Both restaurants serve popular Indian dishes like butter chicken, kebabs and a varied vegetarian spread.

During the ongoing FIFA World Cup 2018, there will be 25 per cent discount for those who will possess a Fan ID (required to watch World Cup games).

There will also be gifts and contests on offers during matches in both the restaurants to celebrate the event.

The Mukherjees, hailing from Kolkata, are die-hard fans of Argentina. Despite Albiceleste drawing 1-1 with Iceland in their group opener with Lionel Messi failing to sparkle, they believe Jorge Sampaoli’s team can go the distance.
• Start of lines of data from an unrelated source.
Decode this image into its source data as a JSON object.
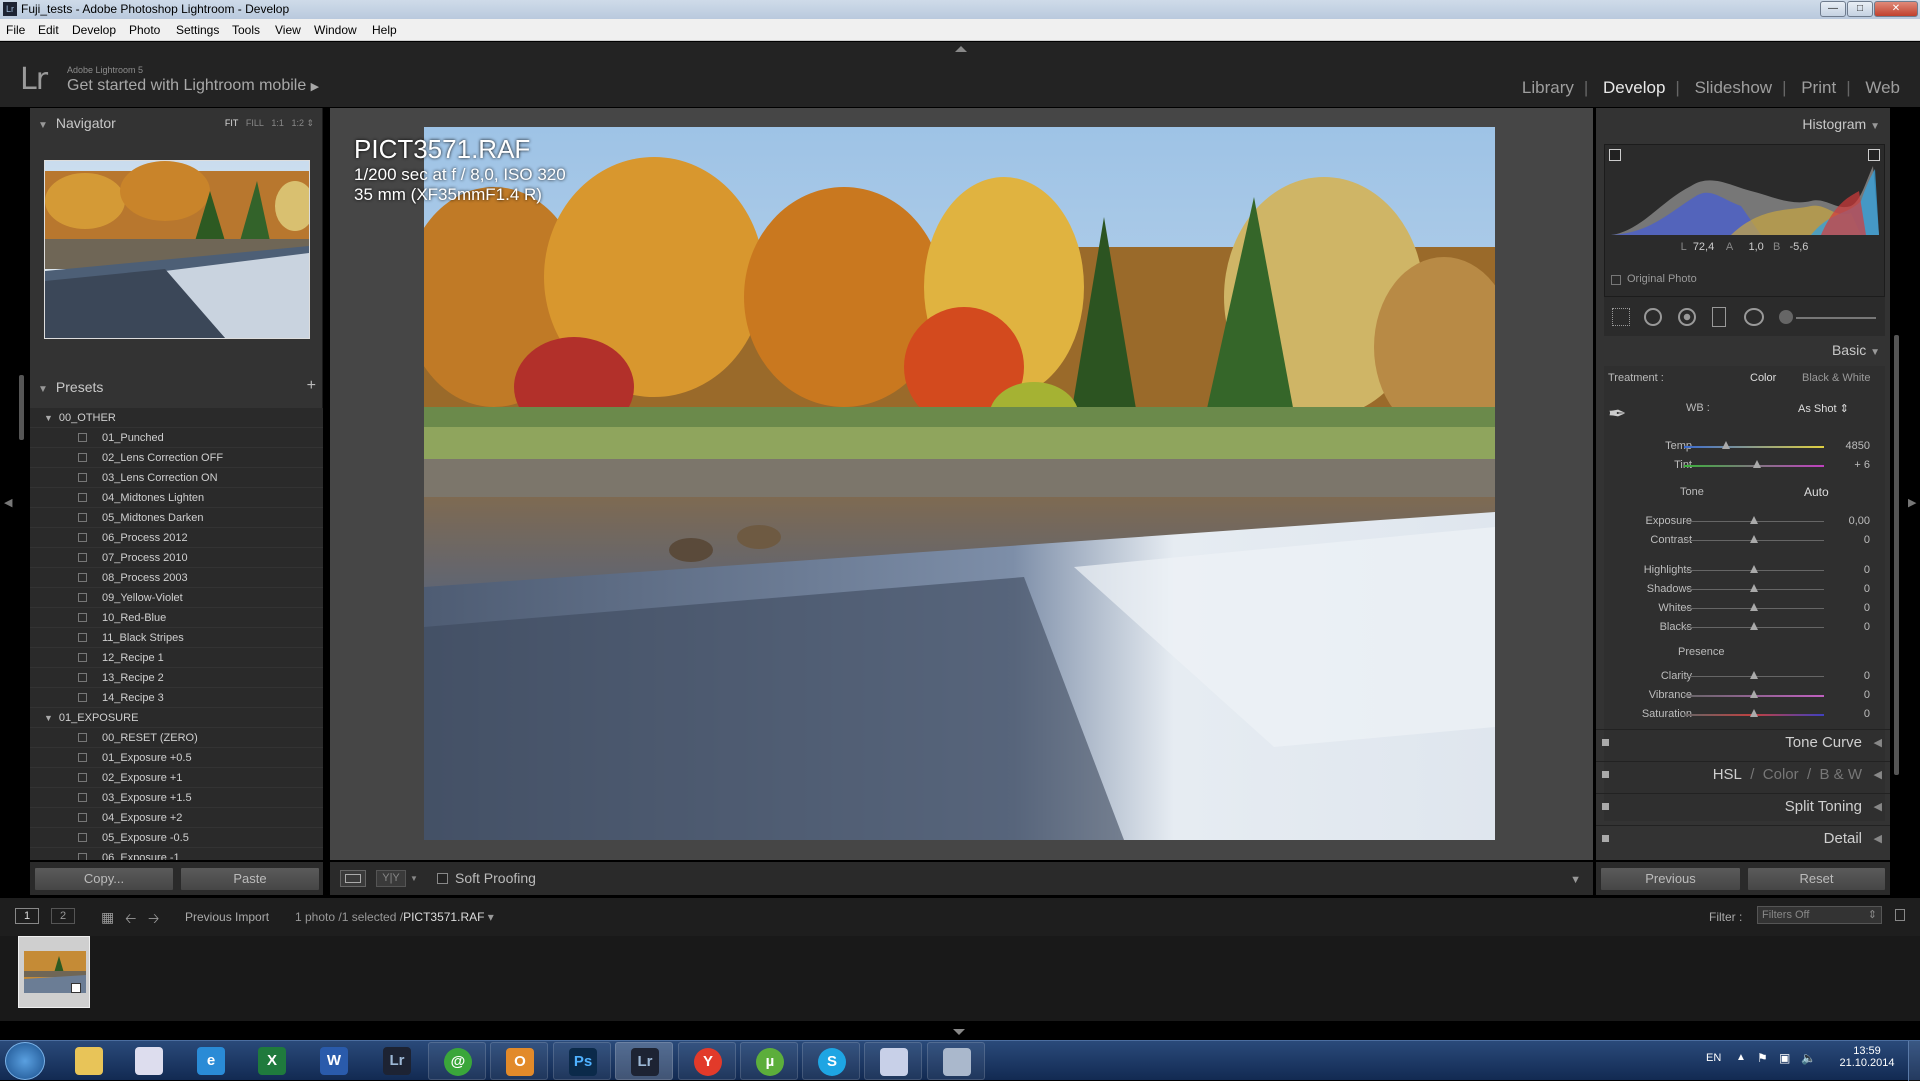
{
  "window": {
    "title": "Fuji_tests - Adobe Photoshop Lightroom - Develop",
    "app_icon": "Lr"
  },
  "menu": [
    "File",
    "Edit",
    "Develop",
    "Photo",
    "Settings",
    "Tools",
    "View",
    "Window",
    "Help"
  ],
  "identity": {
    "brand": "Adobe Lightroom 5",
    "mobile": "Get started with Lightroom mobile"
  },
  "modules": [
    "Library",
    "Develop",
    "Slideshow",
    "Print",
    "Web"
  ],
  "active_module": "Develop",
  "navigator": {
    "title": "Navigator",
    "zoom": [
      "FIT",
      "FILL",
      "1:1",
      "1:2"
    ]
  },
  "presets": {
    "title": "Presets",
    "folders": [
      {
        "name": "00_OTHER",
        "items": [
          "01_Punched",
          "02_Lens Correction OFF",
          "03_Lens Correction ON",
          "04_Midtones Lighten",
          "05_Midtones Darken",
          "06_Process 2012",
          "07_Process 2010",
          "08_Process 2003",
          "09_Yellow-Violet",
          "10_Red-Blue",
          "11_Black Stripes",
          "12_Recipe 1",
          "13_Recipe 2",
          "14_Recipe 3"
        ]
      },
      {
        "name": "01_EXPOSURE",
        "items": [
          "00_RESET (ZERO)",
          "01_Exposure +0.5",
          "02_Exposure +1",
          "03_Exposure +1.5",
          "04_Exposure +2",
          "05_Exposure -0.5",
          "06_Exposure -1"
        ]
      }
    ]
  },
  "left_buttons": {
    "copy": "Copy...",
    "paste": "Paste"
  },
  "photo_info": {
    "filename": "PICT3571.RAF",
    "exposure": "1/200 sec at f / 8,0, ISO 320",
    "lens": "35 mm (XF35mmF1.4 R)"
  },
  "toolbar": {
    "soft_proofing": "Soft Proofing"
  },
  "histogram": {
    "title": "Histogram",
    "readout": [
      "L",
      "72,4",
      "A",
      "1,0",
      "B",
      "-5,6"
    ],
    "original": "Original Photo"
  },
  "basic": {
    "title": "Basic",
    "treatment_label": "Treatment :",
    "treatment_color": "Color",
    "treatment_bw": "Black & White",
    "wb_label": "WB :",
    "wb_value": "As Shot",
    "tone_label": "Tone",
    "auto_label": "Auto",
    "presence_label": "Presence",
    "sliders": [
      {
        "label": "Temp",
        "value": "4850",
        "pos": 0.3
      },
      {
        "label": "Tint",
        "value": "+ 6",
        "pos": 0.52
      },
      {
        "label": "Exposure",
        "value": "0,00",
        "pos": 0.5
      },
      {
        "label": "Contrast",
        "value": "0",
        "pos": 0.5
      },
      {
        "label": "Highlights",
        "value": "0",
        "pos": 0.5
      },
      {
        "label": "Shadows",
        "value": "0",
        "pos": 0.5
      },
      {
        "label": "Whites",
        "value": "0",
        "pos": 0.5
      },
      {
        "label": "Blacks",
        "value": "0",
        "pos": 0.5
      },
      {
        "label": "Clarity",
        "value": "0",
        "pos": 0.5
      },
      {
        "label": "Vibrance",
        "value": "0",
        "pos": 0.5
      },
      {
        "label": "Saturation",
        "value": "0",
        "pos": 0.5
      }
    ]
  },
  "sections": {
    "tone_curve": "Tone Curve",
    "hsl": "HSL",
    "hsl_sep": "/",
    "color": "Color",
    "bw": "B & W",
    "split": "Split Toning",
    "detail": "Detail"
  },
  "right_buttons": {
    "previous": "Previous",
    "reset": "Reset"
  },
  "filmbar": {
    "view1": "1",
    "view2": "2",
    "source": "Previous Import",
    "count": "1 photo /1 selected /",
    "file": "PICT3571.RAF",
    "filter_label": "Filter :",
    "filter_value": "Filters Off"
  },
  "taskbar": {
    "lang": "EN",
    "time": "13:59",
    "date": "21.10.2014"
  },
  "colors": {
    "accent": "#e8e8e8",
    "panel": "#333333",
    "center": "#464646",
    "taskbar": "#1b3a6a"
  }
}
“I am an Argentina fan. I have booked tickets for a quarterfinal match, a semifinal and of course the final. If Argentina goes on to lift

During the World Cup, there will be 25 per cent discount for those who will possess a Fan ID (required to watch World Cup games).

There will also be gifts and contests on offers during matches in both the restaurants to celebrate the event.

FIFA World Cup 2018 Russia
FIFA World Cup 2018, Wikimedia Commons.

“We have been waiting for this World Cup. Indians come in large numbers during the World Cup and we wanted these eateries to be a melting point,” he added.

According to Cutting Edge Events, FIFA’s official sales agency in India for the 2018 World Cup, India is amongst the top 10 countries in terms of number of match tickets bought.

Read more about Indian cuisine abroad: Hindoostane Coffee House: London’s First Indian Restaurant.

Prodyut came to Moscow to study engineering and later started working for a pharmaceutical company here before trying his hand in business. Besides running the two restaurants with the help of his wife, he was into the distribution of pharmaceutical products.

“After Russia won the first match of the World Cup, the footfall has gone up considerably. The Indians are also flooding in after the 6-9 p.m. game. That is the time both my restaurants remain full,” Prodyut said.

There are also plans to rope in registered fan clubs of Latin American countries, who will throng the restaurants during matches and then follow it up with after-game parties till the wee hours.

“I did get in touch with some of the fan clubs I had prior idea about. They agreed to come over and celebrate the games at our joints. Those will be gala nights when both eateries will remain open all night for them to enjoy,” Prodyut said.

Watching the World Cup is a dream come true for the couple, Sumana said.

“We want to make the Indians who have come here to witness the spectacle and feel at home too. We always extend a helping hand and since we are from West Bengal, we make special dishes for those who come from Bengal,” she added. (IANS)